RECORDS TO USE Start Marker

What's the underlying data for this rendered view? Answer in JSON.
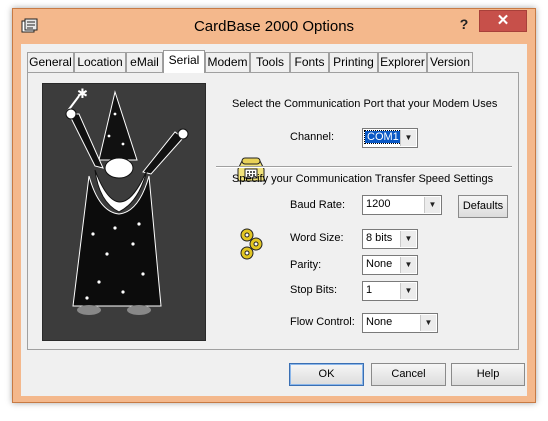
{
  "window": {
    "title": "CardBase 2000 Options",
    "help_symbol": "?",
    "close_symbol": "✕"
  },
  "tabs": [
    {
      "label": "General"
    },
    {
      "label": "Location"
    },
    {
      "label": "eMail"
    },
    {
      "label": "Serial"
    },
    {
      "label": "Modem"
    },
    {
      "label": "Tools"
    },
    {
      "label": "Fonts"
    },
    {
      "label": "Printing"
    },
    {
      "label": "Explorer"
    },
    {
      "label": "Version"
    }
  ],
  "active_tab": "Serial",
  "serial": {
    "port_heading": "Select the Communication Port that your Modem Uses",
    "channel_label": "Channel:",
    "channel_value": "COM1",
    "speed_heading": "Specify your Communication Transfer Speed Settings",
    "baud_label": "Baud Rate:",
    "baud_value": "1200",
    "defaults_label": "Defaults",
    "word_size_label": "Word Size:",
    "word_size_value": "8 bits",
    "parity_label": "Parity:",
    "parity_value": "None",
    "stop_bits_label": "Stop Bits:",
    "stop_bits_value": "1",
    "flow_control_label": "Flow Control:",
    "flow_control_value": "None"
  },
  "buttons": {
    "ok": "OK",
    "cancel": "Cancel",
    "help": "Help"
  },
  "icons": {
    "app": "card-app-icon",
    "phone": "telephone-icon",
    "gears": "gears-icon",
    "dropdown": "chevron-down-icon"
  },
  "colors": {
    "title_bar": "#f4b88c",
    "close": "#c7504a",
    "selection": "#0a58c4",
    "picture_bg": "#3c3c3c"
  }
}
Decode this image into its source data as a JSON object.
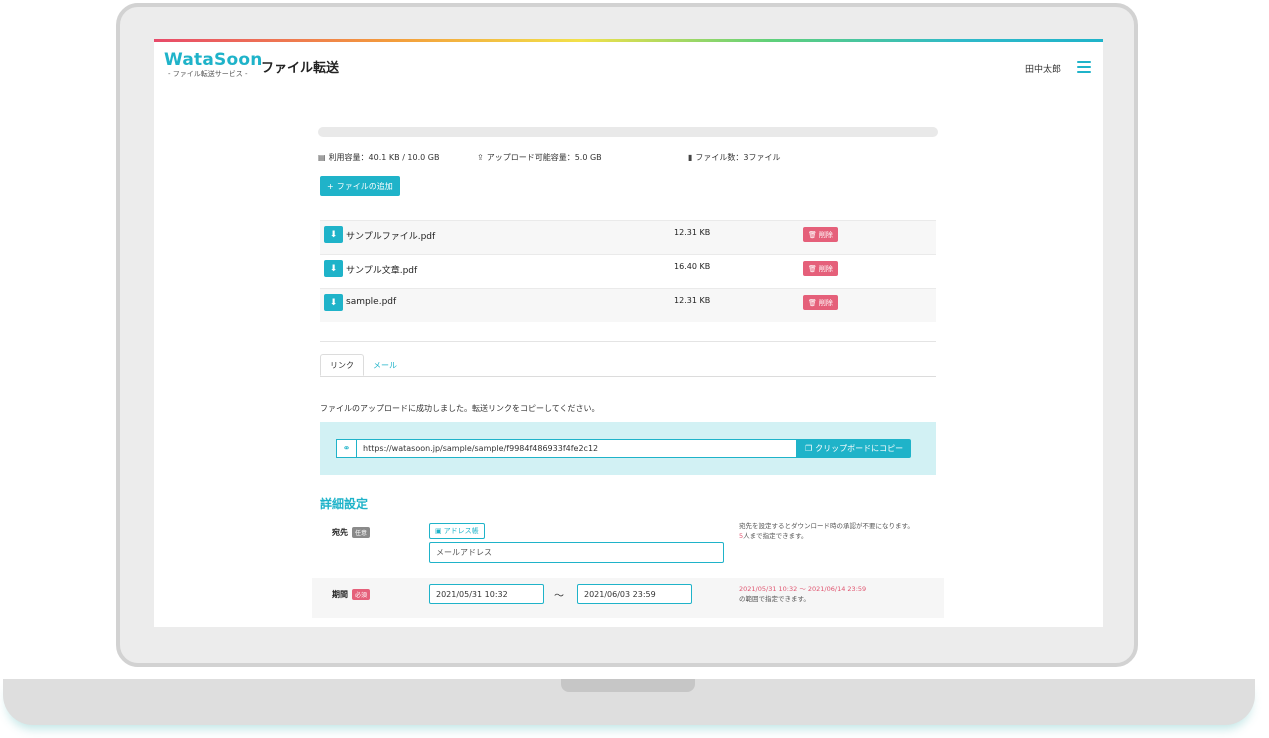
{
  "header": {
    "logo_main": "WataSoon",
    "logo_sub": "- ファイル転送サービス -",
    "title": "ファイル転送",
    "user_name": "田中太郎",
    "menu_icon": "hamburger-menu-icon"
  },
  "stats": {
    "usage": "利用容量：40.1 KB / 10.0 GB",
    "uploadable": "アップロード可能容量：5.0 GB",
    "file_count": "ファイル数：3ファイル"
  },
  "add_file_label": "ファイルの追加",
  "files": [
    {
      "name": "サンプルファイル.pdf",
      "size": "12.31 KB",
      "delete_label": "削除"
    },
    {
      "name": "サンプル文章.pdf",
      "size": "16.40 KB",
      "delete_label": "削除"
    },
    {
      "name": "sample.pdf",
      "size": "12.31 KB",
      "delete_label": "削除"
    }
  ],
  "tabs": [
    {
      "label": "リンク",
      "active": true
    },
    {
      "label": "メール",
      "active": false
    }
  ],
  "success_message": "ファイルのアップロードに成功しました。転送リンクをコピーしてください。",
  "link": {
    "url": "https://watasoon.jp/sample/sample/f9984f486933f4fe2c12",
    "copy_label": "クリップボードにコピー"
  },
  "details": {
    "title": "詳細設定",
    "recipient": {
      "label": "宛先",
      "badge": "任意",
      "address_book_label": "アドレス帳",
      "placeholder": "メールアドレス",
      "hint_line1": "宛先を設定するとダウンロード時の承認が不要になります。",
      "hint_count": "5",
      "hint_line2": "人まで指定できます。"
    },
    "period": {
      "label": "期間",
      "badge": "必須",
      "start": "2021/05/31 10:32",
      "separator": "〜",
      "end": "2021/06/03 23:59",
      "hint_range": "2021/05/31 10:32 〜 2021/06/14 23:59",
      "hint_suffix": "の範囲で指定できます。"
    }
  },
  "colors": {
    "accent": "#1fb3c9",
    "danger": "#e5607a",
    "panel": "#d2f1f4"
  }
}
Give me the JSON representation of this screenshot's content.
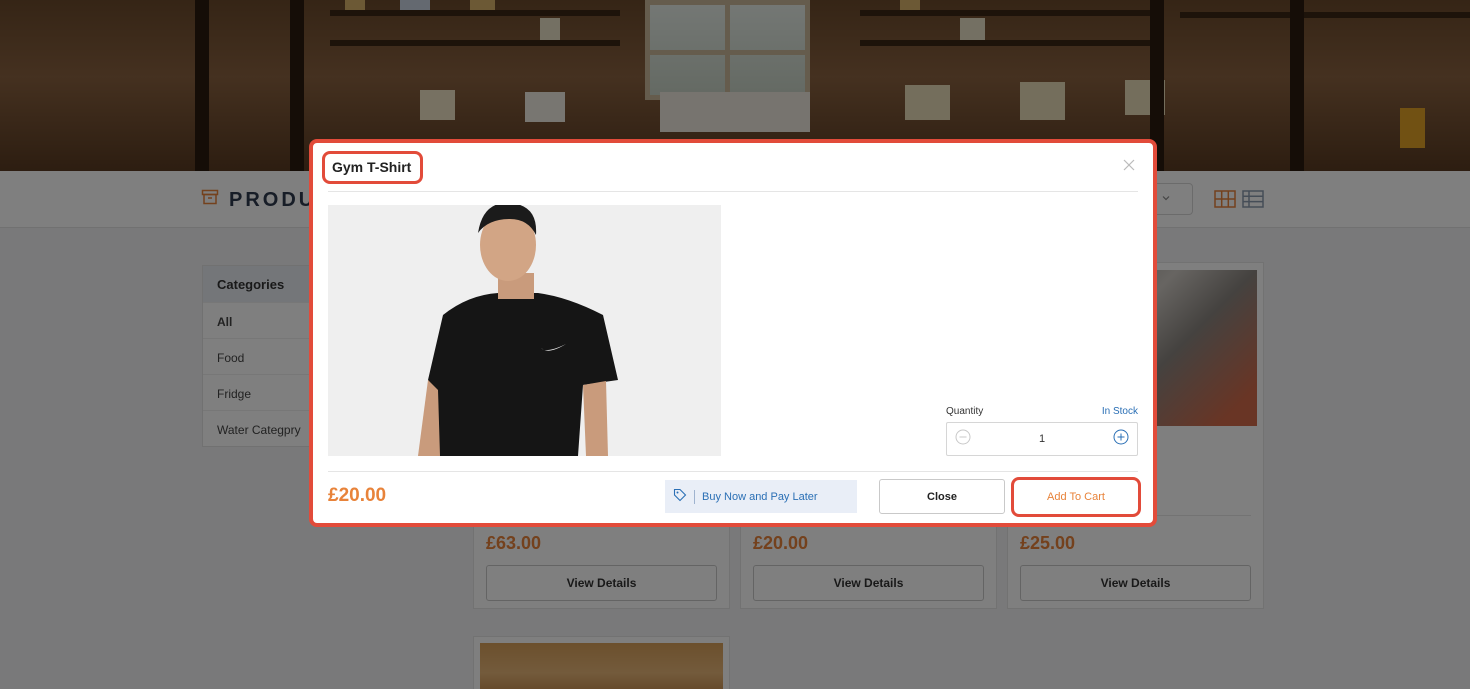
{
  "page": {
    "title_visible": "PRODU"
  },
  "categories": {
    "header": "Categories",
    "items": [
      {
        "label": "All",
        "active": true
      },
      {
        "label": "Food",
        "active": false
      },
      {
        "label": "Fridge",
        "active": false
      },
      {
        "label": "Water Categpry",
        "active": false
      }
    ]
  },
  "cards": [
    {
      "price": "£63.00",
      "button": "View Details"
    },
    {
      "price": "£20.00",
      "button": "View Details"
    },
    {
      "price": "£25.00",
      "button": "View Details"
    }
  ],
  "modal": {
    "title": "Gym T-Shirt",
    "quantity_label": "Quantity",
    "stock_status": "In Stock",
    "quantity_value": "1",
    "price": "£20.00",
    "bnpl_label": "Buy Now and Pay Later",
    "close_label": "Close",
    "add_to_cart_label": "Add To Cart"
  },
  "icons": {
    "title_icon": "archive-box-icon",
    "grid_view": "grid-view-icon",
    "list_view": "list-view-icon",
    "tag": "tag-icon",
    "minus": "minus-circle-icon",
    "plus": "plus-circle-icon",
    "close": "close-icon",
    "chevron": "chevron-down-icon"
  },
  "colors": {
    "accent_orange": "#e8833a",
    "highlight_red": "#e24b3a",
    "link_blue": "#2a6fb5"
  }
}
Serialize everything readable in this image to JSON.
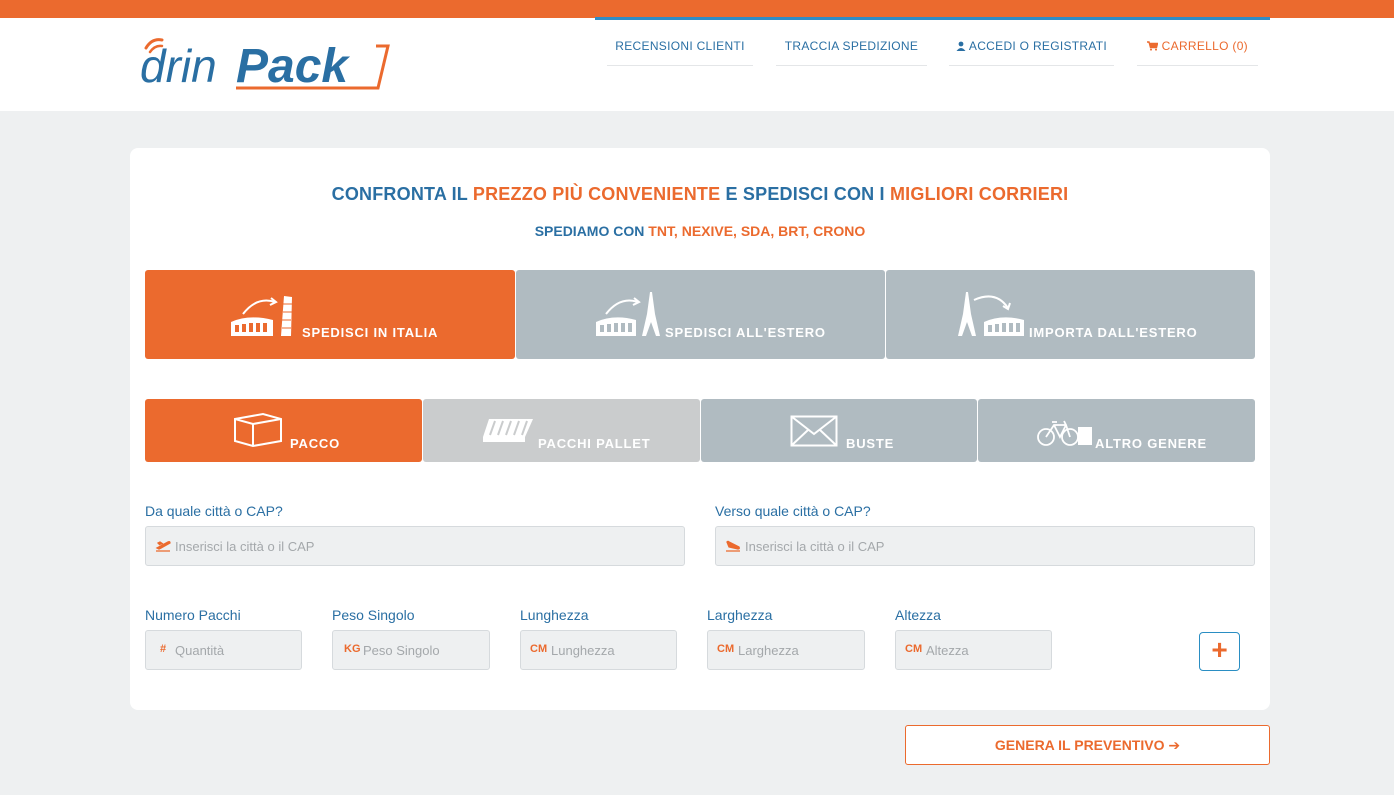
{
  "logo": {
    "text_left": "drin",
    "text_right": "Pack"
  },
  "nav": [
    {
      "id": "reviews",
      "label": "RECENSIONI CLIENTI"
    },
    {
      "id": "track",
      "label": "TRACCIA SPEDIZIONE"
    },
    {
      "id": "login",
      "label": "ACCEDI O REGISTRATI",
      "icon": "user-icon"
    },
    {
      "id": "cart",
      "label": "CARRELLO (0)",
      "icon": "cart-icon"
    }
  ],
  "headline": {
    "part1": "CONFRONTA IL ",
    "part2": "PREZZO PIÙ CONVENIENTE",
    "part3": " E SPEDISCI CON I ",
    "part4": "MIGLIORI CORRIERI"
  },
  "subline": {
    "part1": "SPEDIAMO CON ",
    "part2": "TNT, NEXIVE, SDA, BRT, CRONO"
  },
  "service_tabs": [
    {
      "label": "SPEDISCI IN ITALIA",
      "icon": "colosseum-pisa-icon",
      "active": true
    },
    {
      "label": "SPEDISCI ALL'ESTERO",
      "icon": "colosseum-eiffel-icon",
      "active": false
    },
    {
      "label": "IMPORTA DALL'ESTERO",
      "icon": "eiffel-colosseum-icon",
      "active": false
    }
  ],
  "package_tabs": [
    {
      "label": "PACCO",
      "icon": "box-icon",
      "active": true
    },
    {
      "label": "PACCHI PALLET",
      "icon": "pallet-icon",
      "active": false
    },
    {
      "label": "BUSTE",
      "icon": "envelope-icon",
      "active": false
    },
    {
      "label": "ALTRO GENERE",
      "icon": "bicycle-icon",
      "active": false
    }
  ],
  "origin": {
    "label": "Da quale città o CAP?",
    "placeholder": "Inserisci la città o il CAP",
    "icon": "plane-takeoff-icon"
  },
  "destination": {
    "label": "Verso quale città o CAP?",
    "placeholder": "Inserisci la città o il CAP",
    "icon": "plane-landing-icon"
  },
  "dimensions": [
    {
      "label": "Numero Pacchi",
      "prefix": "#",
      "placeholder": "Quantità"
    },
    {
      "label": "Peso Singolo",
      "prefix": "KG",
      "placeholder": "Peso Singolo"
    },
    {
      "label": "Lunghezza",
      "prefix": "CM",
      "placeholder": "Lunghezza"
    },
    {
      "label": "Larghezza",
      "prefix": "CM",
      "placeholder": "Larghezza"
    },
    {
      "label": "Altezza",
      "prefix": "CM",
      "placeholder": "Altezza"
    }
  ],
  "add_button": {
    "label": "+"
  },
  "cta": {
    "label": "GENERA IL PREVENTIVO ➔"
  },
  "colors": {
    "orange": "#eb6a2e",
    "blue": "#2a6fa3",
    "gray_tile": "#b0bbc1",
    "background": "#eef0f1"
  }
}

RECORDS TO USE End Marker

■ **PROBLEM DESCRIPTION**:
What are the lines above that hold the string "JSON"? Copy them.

■ **ANSWER BOX**:
What's the underlying data for this rendered view? Answer in JSON.
Decode this image into its source data as a JSON object.
Give me the JSON representation of this screenshot's content.
Serialize everything readable in this image to JSON.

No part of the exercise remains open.